→ Work required
Each entry is to be retyped exactly as it appears. Leave the images out.

[Element data from apps and pages]

────────────────

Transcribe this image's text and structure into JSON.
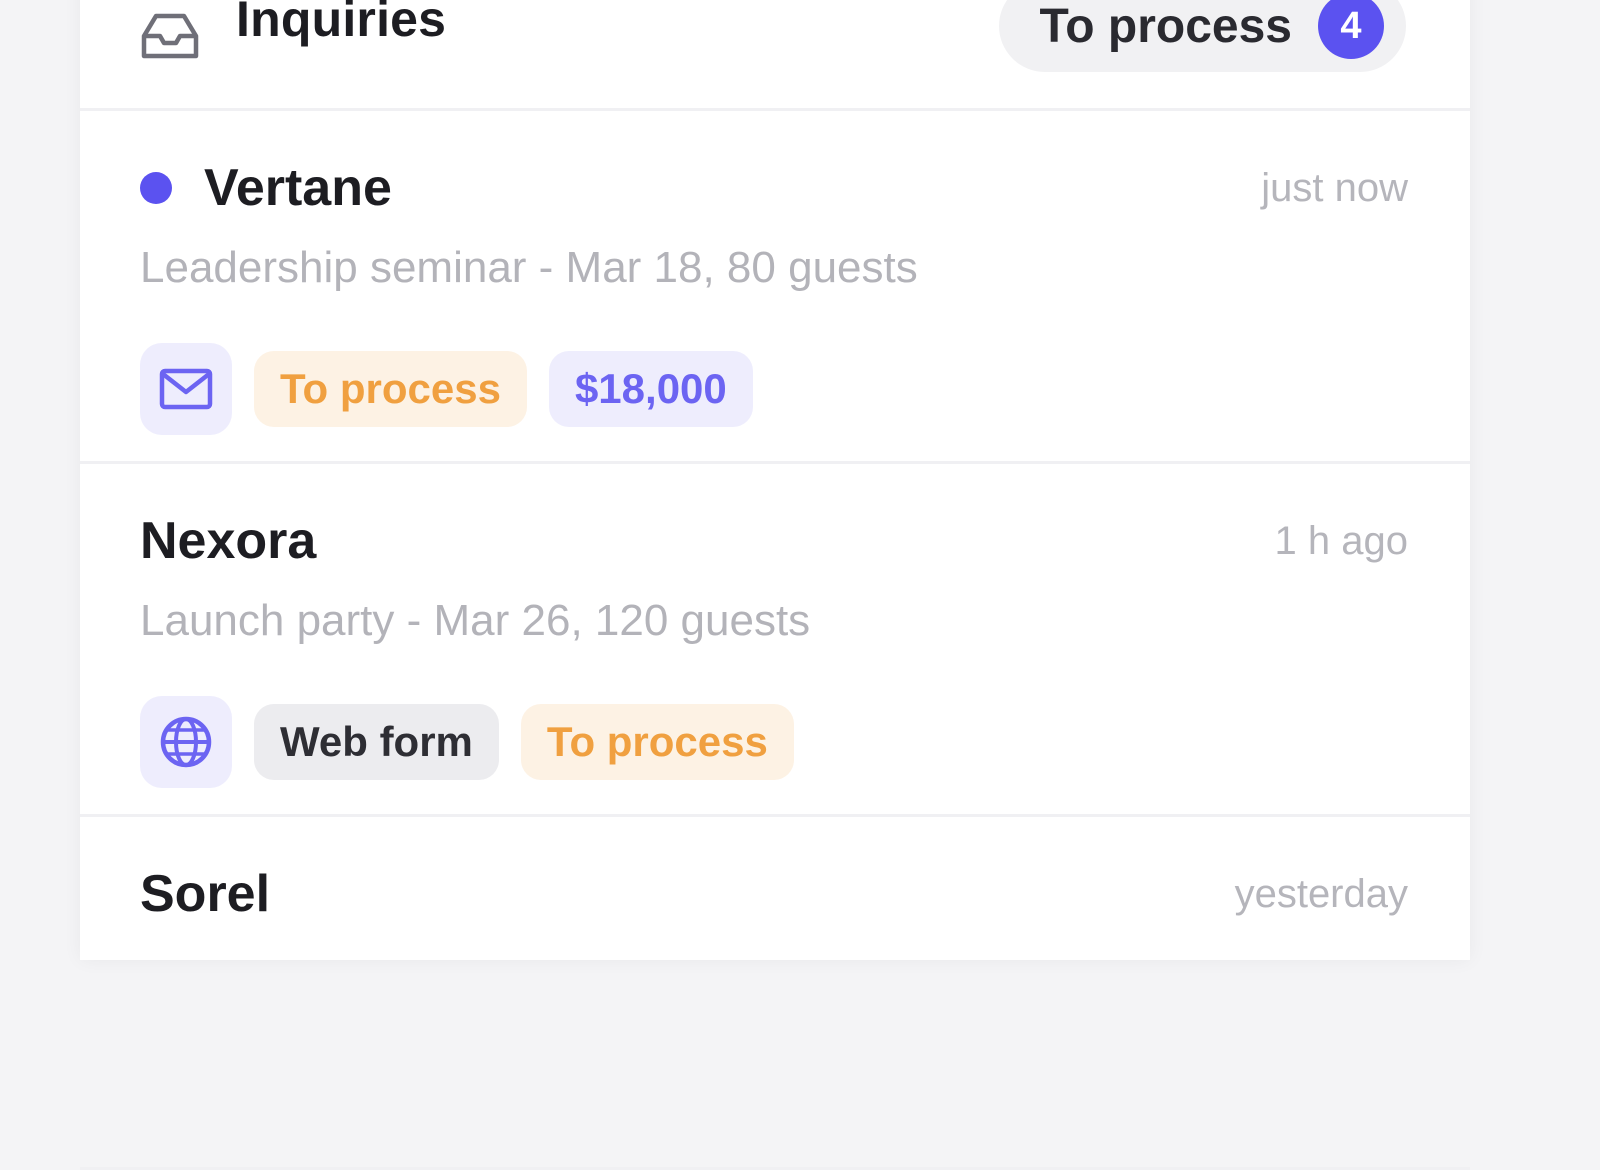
{
  "header": {
    "title": "Inquiries",
    "filter_label": "To process",
    "filter_count": "4"
  },
  "inquiries": [
    {
      "name": "Vertane",
      "time": "just now",
      "description": "Leadership seminar - Mar 18, 80 guests",
      "unread": true,
      "source_icon": "mail-icon",
      "status": "To process",
      "amount": "$18,000"
    },
    {
      "name": "Nexora",
      "time": "1 h ago",
      "description": "Launch party - Mar 26, 120 guests",
      "unread": false,
      "source_icon": "globe-icon",
      "source": "Web form",
      "status": "To process"
    },
    {
      "name": "Sorel",
      "time": "yesterday"
    }
  ],
  "colors": {
    "accent": "#5b52f0",
    "status_orange": "#f0a040",
    "muted_text": "#b3b3b9"
  }
}
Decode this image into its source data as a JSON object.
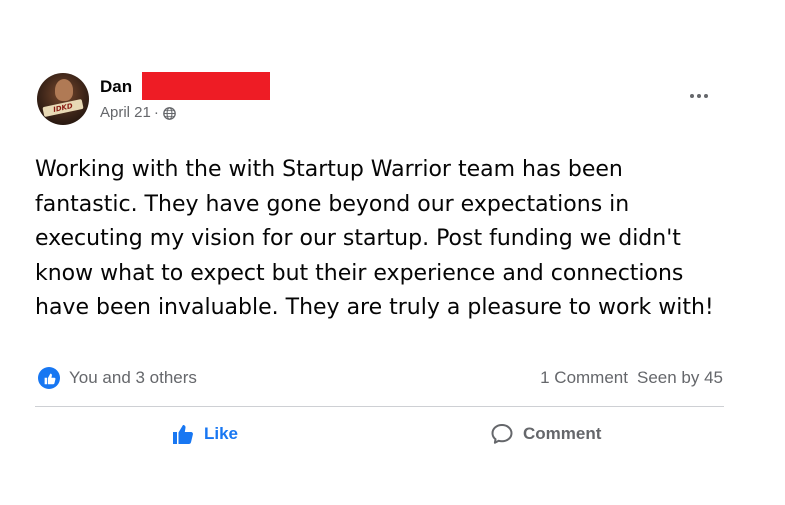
{
  "post": {
    "author_first": "Dan",
    "date": "April 21",
    "separator": "·",
    "audience_icon": "globe-icon",
    "body": "Working with the with Startup Warrior team has been\nfantastic. They have gone beyond our expectations in\nexecuting my vision for our startup. Post funding we didn't\nknow what to expect but their experience and connections\nhave been invaluable. They are truly a pleasure to work with!",
    "avatar_text": "IDKD"
  },
  "reactions": {
    "icon": "thumbs-up-icon",
    "summary": "You and 3 others"
  },
  "stats": {
    "comments": "1 Comment",
    "seen": "Seen by 45"
  },
  "actions": {
    "like_label": "Like",
    "comment_label": "Comment"
  },
  "colors": {
    "accent": "#1877f2",
    "secondary_text": "#65676b",
    "redaction": "#ee1c25",
    "divider": "#ced0d4"
  }
}
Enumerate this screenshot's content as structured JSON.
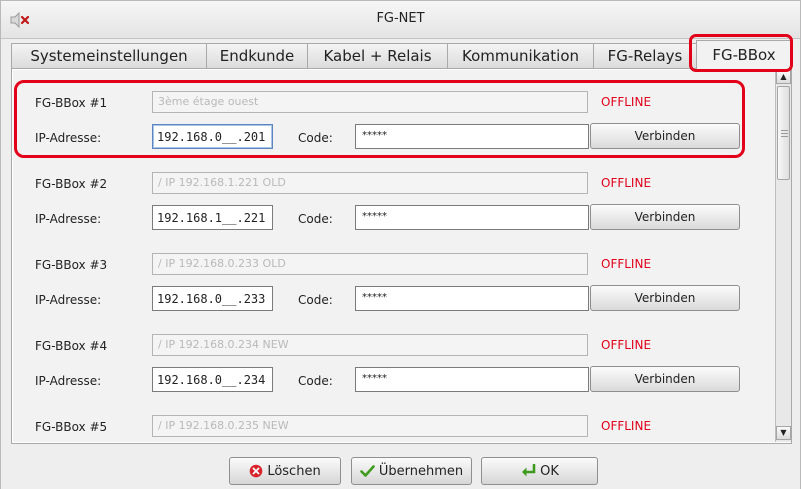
{
  "window": {
    "title": "FG-NET",
    "system_icon": "speaker-muted-icon"
  },
  "tabs": [
    {
      "label": "Systemeinstellungen",
      "active": false
    },
    {
      "label": "Endkunde",
      "active": false
    },
    {
      "label": "Kabel + Relais",
      "active": false
    },
    {
      "label": "Kommunikation",
      "active": false
    },
    {
      "label": "FG-Relays",
      "active": false
    },
    {
      "label": "FG-BBox",
      "active": true
    }
  ],
  "bboxes": [
    {
      "label": "FG-BBox #1",
      "name_value": "3ème étage ouest",
      "status": "OFFLINE",
      "ip_label": "IP-Adresse:",
      "ip_value": "192.168.0__.201",
      "code_label": "Code:",
      "code_value": "*****",
      "connect_label": "Verbinden"
    },
    {
      "label": "FG-BBox #2",
      "name_value": "/ IP 192.168.1.221 OLD",
      "status": "OFFLINE",
      "ip_label": "IP-Adresse:",
      "ip_value": "192.168.1__.221",
      "code_label": "Code:",
      "code_value": "*****",
      "connect_label": "Verbinden"
    },
    {
      "label": "FG-BBox #3",
      "name_value": "/ IP 192.168.0.233 OLD",
      "status": "OFFLINE",
      "ip_label": "IP-Adresse:",
      "ip_value": "192.168.0__.233",
      "code_label": "Code:",
      "code_value": "*****",
      "connect_label": "Verbinden"
    },
    {
      "label": "FG-BBox #4",
      "name_value": "/ IP 192.168.0.234 NEW",
      "status": "OFFLINE",
      "ip_label": "IP-Adresse:",
      "ip_value": "192.168.0__.234",
      "code_label": "Code:",
      "code_value": "*****",
      "connect_label": "Verbinden"
    },
    {
      "label": "FG-BBox #5",
      "name_value": "/ IP 192.168.0.235 NEW",
      "status": "OFFLINE",
      "ip_label": "IP-Adresse:",
      "ip_value": "",
      "code_label": "Code:",
      "code_value": "",
      "connect_label": ""
    }
  ],
  "footer": {
    "delete_label": "Löschen",
    "apply_label": "Übernehmen",
    "ok_label": "OK"
  },
  "colors": {
    "status_offline": "#e2001a",
    "highlight": "#e2001a"
  }
}
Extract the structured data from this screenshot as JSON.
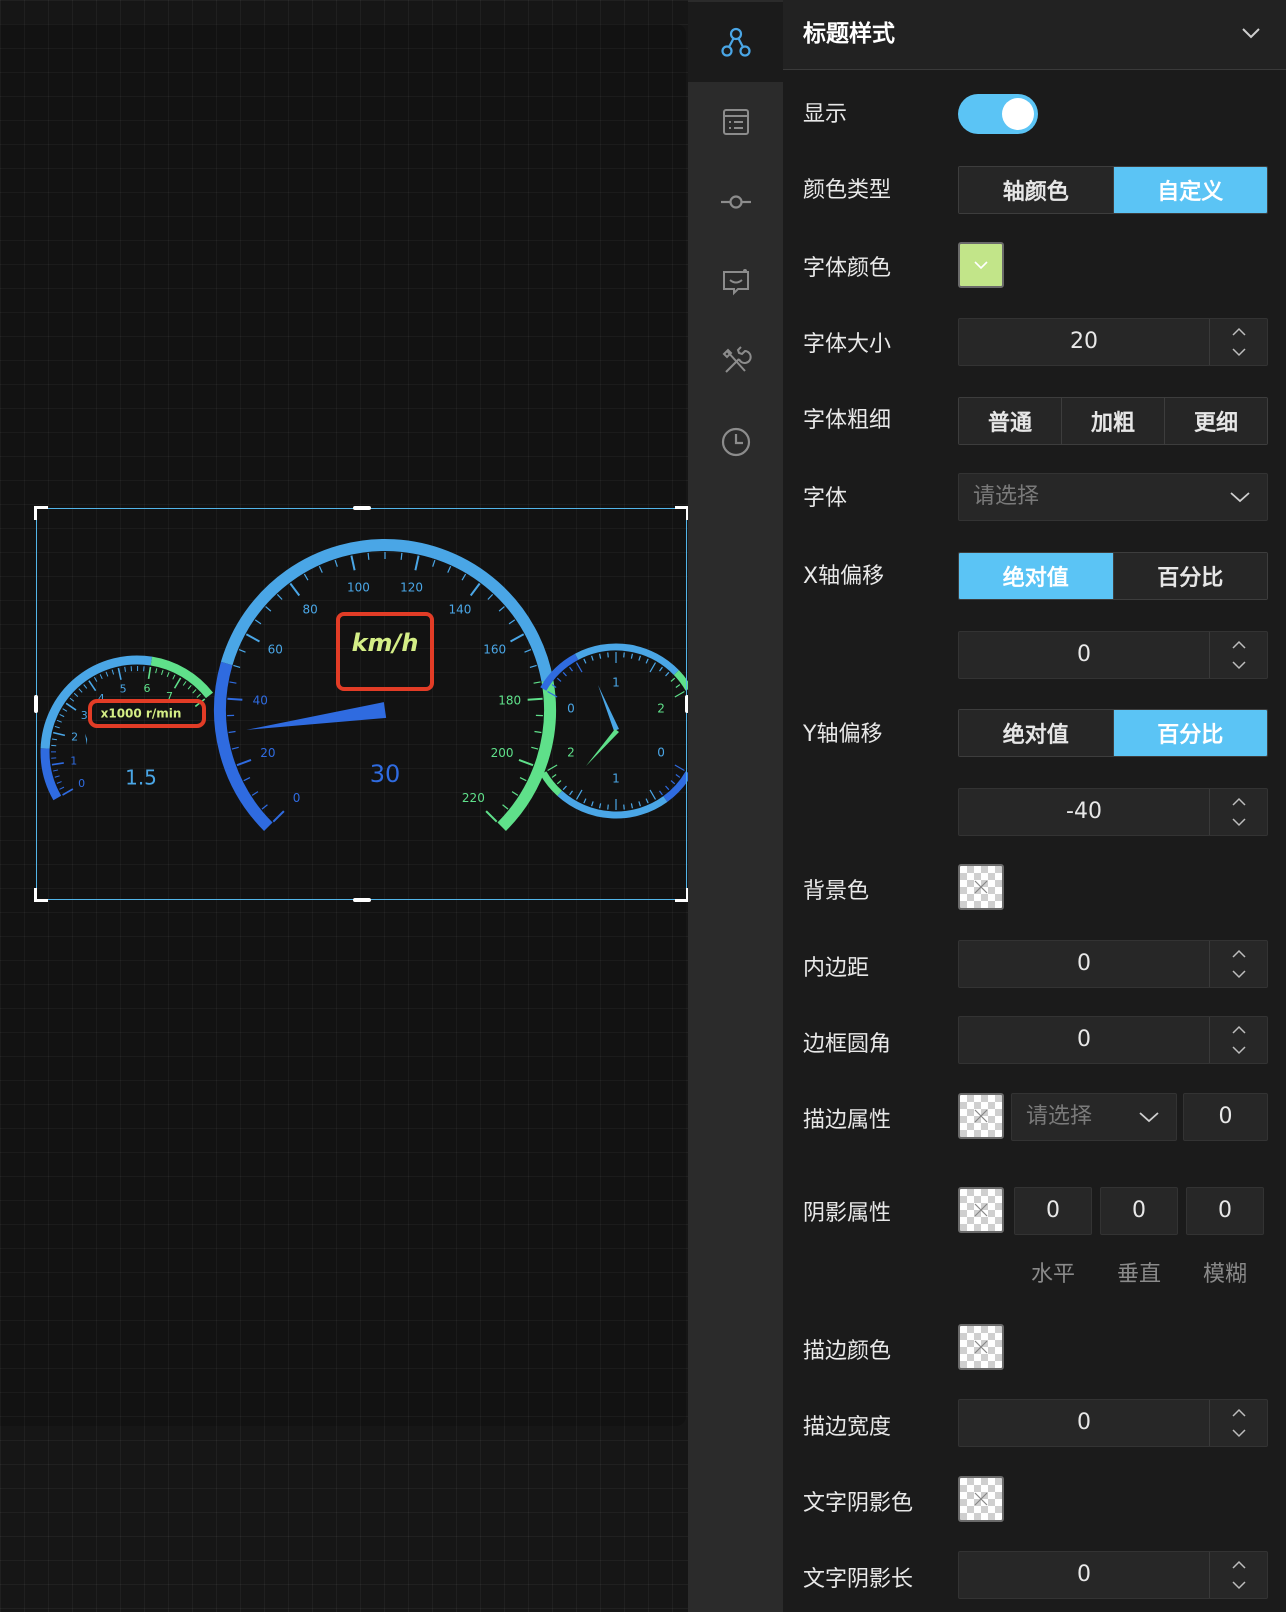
{
  "panel": {
    "title": "标题样式",
    "fields": {
      "show_label": "显示",
      "show_value": true,
      "color_type_label": "颜色类型",
      "color_type_options": [
        "轴颜色",
        "自定义"
      ],
      "color_type_selected": "自定义",
      "font_color_label": "字体颜色",
      "font_color_value": "#c2e589",
      "font_size_label": "字体大小",
      "font_size_value": "20",
      "font_weight_label": "字体粗细",
      "font_weight_options": [
        "普通",
        "加粗",
        "更细"
      ],
      "font_family_label": "字体",
      "font_family_placeholder": "请选择",
      "x_offset_label": "X轴偏移",
      "x_offset_options": [
        "绝对值",
        "百分比"
      ],
      "x_offset_selected": "绝对值",
      "x_offset_value": "0",
      "y_offset_label": "Y轴偏移",
      "y_offset_options": [
        "绝对值",
        "百分比"
      ],
      "y_offset_selected": "百分比",
      "y_offset_value": "-40",
      "bg_color_label": "背景色",
      "padding_label": "内边距",
      "padding_value": "0",
      "border_radius_label": "边框圆角",
      "border_radius_value": "0",
      "border_attr_label": "描边属性",
      "border_attr_placeholder": "请选择",
      "border_attr_width": "0",
      "shadow_attr_label": "阴影属性",
      "shadow_values": [
        "0",
        "0",
        "0"
      ],
      "shadow_captions": [
        "水平",
        "垂直",
        "模糊"
      ],
      "stroke_color_label": "描边颜色",
      "stroke_width_label": "描边宽度",
      "stroke_width_value": "0",
      "text_shadow_color_label": "文字阴影色",
      "text_shadow_length_label": "文字阴影长",
      "text_shadow_length_value": "0"
    }
  },
  "rail": {
    "icons": [
      "nodes-icon",
      "list-icon",
      "axis-icon",
      "tooltip-icon",
      "tools-icon",
      "clock-icon"
    ],
    "active": "nodes-icon"
  },
  "gauges": {
    "rpm": {
      "unit": "x1000 r/min",
      "ticks": [
        "0",
        "1",
        "2",
        "3",
        "4",
        "5",
        "6",
        "7"
      ],
      "value": "1.5",
      "value_num": 1.5,
      "min": 0,
      "max": 8
    },
    "speed": {
      "unit": "km/h",
      "ticks": [
        "0",
        "20",
        "40",
        "60",
        "80",
        "100",
        "120",
        "140",
        "160",
        "180",
        "200",
        "220"
      ],
      "value": "30",
      "value_num": 30,
      "min": 0,
      "max": 220
    },
    "small_top": {
      "ticks": [
        "0",
        "1",
        "2"
      ]
    },
    "small_bottom": {
      "ticks": [
        "2",
        "1",
        "0"
      ]
    }
  },
  "colors": {
    "accent": "#5bc4f5",
    "gauge_blue": "#2f6be0",
    "gauge_cyan": "#4aa6e6",
    "gauge_green": "#5fe08a",
    "highlight_red": "#e23c26",
    "label_yellow": "#d4ee86"
  }
}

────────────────

→ Written response
Transcribe this image's text and structure into JSON.
{
  "header": {
    "title": "Inquiries",
    "filter_label": "To process",
    "filter_count": "4"
  },
  "inquiries": [
    {
      "name": "Vertane",
      "time": "just now",
      "description": "Leadership seminar - Mar 18, 80 guests",
      "unread": true,
      "source_icon": "mail-icon",
      "status": "To process",
      "amount": "$18,000"
    },
    {
      "name": "Nexora",
      "time": "1 h ago",
      "description": "Launch party - Mar 26, 120 guests",
      "unread": false,
      "source_icon": "globe-icon",
      "source": "Web form",
      "status": "To process"
    },
    {
      "name": "Sorel",
      "time": "yesterday"
    }
  ],
  "colors": {
    "accent": "#5b52f0",
    "status_orange": "#f0a040",
    "muted_text": "#b3b3b9"
  }
}
Decode this image into its source data as a JSON object.
{
  "post": {
    "author_first": "Dan",
    "date": "April 21",
    "separator": "·",
    "audience_icon": "globe-icon",
    "body": "Working with the with Startup Warrior team has been\nfantastic. They have gone beyond our expectations in\nexecuting my vision for our startup. Post funding we didn't\nknow what to expect but their experience and connections\nhave been invaluable. They are truly a pleasure to work with!",
    "avatar_text": "IDKD"
  },
  "reactions": {
    "icon": "thumbs-up-icon",
    "summary": "You and 3 others"
  },
  "stats": {
    "comments": "1 Comment",
    "seen": "Seen by 45"
  },
  "actions": {
    "like_label": "Like",
    "comment_label": "Comment"
  },
  "colors": {
    "accent": "#1877f2",
    "secondary_text": "#65676b",
    "redaction": "#ee1c25",
    "divider": "#ced0d4"
  }
}
Enumerate this screenshot's content as structured JSON.
{
  "window": {
    "title": "FG-NET",
    "system_icon": "speaker-muted-icon"
  },
  "tabs": [
    {
      "label": "Systemeinstellungen",
      "active": false
    },
    {
      "label": "Endkunde",
      "active": false
    },
    {
      "label": "Kabel + Relais",
      "active": false
    },
    {
      "label": "Kommunikation",
      "active": false
    },
    {
      "label": "FG-Relays",
      "active": false
    },
    {
      "label": "FG-BBox",
      "active": true
    }
  ],
  "bboxes": [
    {
      "label": "FG-BBox #1",
      "name_value": "3ème étage ouest",
      "status": "OFFLINE",
      "ip_label": "IP-Adresse:",
      "ip_value": "192.168.0__.201",
      "code_label": "Code:",
      "code_value": "*****",
      "connect_label": "Verbinden"
    },
    {
      "label": "FG-BBox #2",
      "name_value": "/ IP 192.168.1.221 OLD",
      "status": "OFFLINE",
      "ip_label": "IP-Adresse:",
      "ip_value": "192.168.1__.221",
      "code_label": "Code:",
      "code_value": "*****",
      "connect_label": "Verbinden"
    },
    {
      "label": "FG-BBox #3",
      "name_value": "/ IP 192.168.0.233 OLD",
      "status": "OFFLINE",
      "ip_label": "IP-Adresse:",
      "ip_value": "192.168.0__.233",
      "code_label": "Code:",
      "code_value": "*****",
      "connect_label": "Verbinden"
    },
    {
      "label": "FG-BBox #4",
      "name_value": "/ IP 192.168.0.234 NEW",
      "status": "OFFLINE",
      "ip_label": "IP-Adresse:",
      "ip_value": "192.168.0__.234",
      "code_label": "Code:",
      "code_value": "*****",
      "connect_label": "Verbinden"
    },
    {
      "label": "FG-BBox #5",
      "name_value": "/ IP 192.168.0.235 NEW",
      "status": "OFFLINE",
      "ip_label": "IP-Adresse:",
      "ip_value": "",
      "code_label": "Code:",
      "code_value": "",
      "connect_label": ""
    }
  ],
  "footer": {
    "delete_label": "Löschen",
    "apply_label": "Übernehmen",
    "ok_label": "OK"
  },
  "colors": {
    "status_offline": "#e2001a",
    "highlight": "#e2001a"
  }
}
Extract the structured data from this screenshot as JSON.
{
  "panel": {
    "title": "标题样式",
    "fields": {
      "show_label": "显示",
      "show_value": true,
      "color_type_label": "颜色类型",
      "color_type_options": [
        "轴颜色",
        "自定义"
      ],
      "color_type_selected": "自定义",
      "font_color_label": "字体颜色",
      "font_color_value": "#c2e589",
      "font_size_label": "字体大小",
      "font_size_value": "20",
      "font_weight_label": "字体粗细",
      "font_weight_options": [
        "普通",
        "加粗",
        "更细"
      ],
      "font_family_label": "字体",
      "font_family_placeholder": "请选择",
      "x_offset_label": "X轴偏移",
      "x_offset_options": [
        "绝对值",
        "百分比"
      ],
      "x_offset_selected": "绝对值",
      "x_offset_value": "0",
      "y_offset_label": "Y轴偏移",
      "y_offset_options": [
        "绝对值",
        "百分比"
      ],
      "y_offset_selected": "百分比",
      "y_offset_value": "-40",
      "bg_color_label": "背景色",
      "padding_label": "内边距",
      "padding_value": "0",
      "border_radius_label": "边框圆角",
      "border_radius_value": "0",
      "border_attr_label": "描边属性",
      "border_attr_placeholder": "请选择",
      "border_attr_width": "0",
      "shadow_attr_label": "阴影属性",
      "shadow_values": [
        "0",
        "0",
        "0"
      ],
      "shadow_captions": [
        "水平",
        "垂直",
        "模糊"
      ],
      "stroke_color_label": "描边颜色",
      "stroke_width_label": "描边宽度",
      "stroke_width_value": "0",
      "text_shadow_color_label": "文字阴影色",
      "text_shadow_length_label": "文字阴影长",
      "text_shadow_length_value": "0"
    }
  },
  "rail": {
    "icons": [
      "nodes-icon",
      "list-icon",
      "axis-icon",
      "tooltip-icon",
      "tools-icon",
      "clock-icon"
    ],
    "active": "nodes-icon"
  },
  "gauges": {
    "rpm": {
      "unit": "x1000 r/min",
      "ticks": [
        "0",
        "1",
        "2",
        "3",
        "4",
        "5",
        "6",
        "7"
      ],
      "value": "1.5",
      "value_num": 1.5,
      "min": 0,
      "max": 8
    },
    "speed": {
      "unit": "km/h",
      "ticks": [
        "0",
        "20",
        "40",
        "60",
        "80",
        "100",
        "120",
        "140",
        "160",
        "180",
        "200",
        "220"
      ],
      "value": "30",
      "value_num": 30,
      "min": 0,
      "max": 220
    },
    "small_top": {
      "ticks": [
        "0",
        "1",
        "2"
      ]
    },
    "small_bottom": {
      "ticks": [
        "2",
        "1",
        "0"
      ]
    }
  },
  "colors": {
    "accent": "#5bc4f5",
    "gauge_blue": "#2f6be0",
    "gauge_cyan": "#4aa6e6",
    "gauge_green": "#5fe08a",
    "highlight_red": "#e23c26",
    "label_yellow": "#d4ee86"
  }
}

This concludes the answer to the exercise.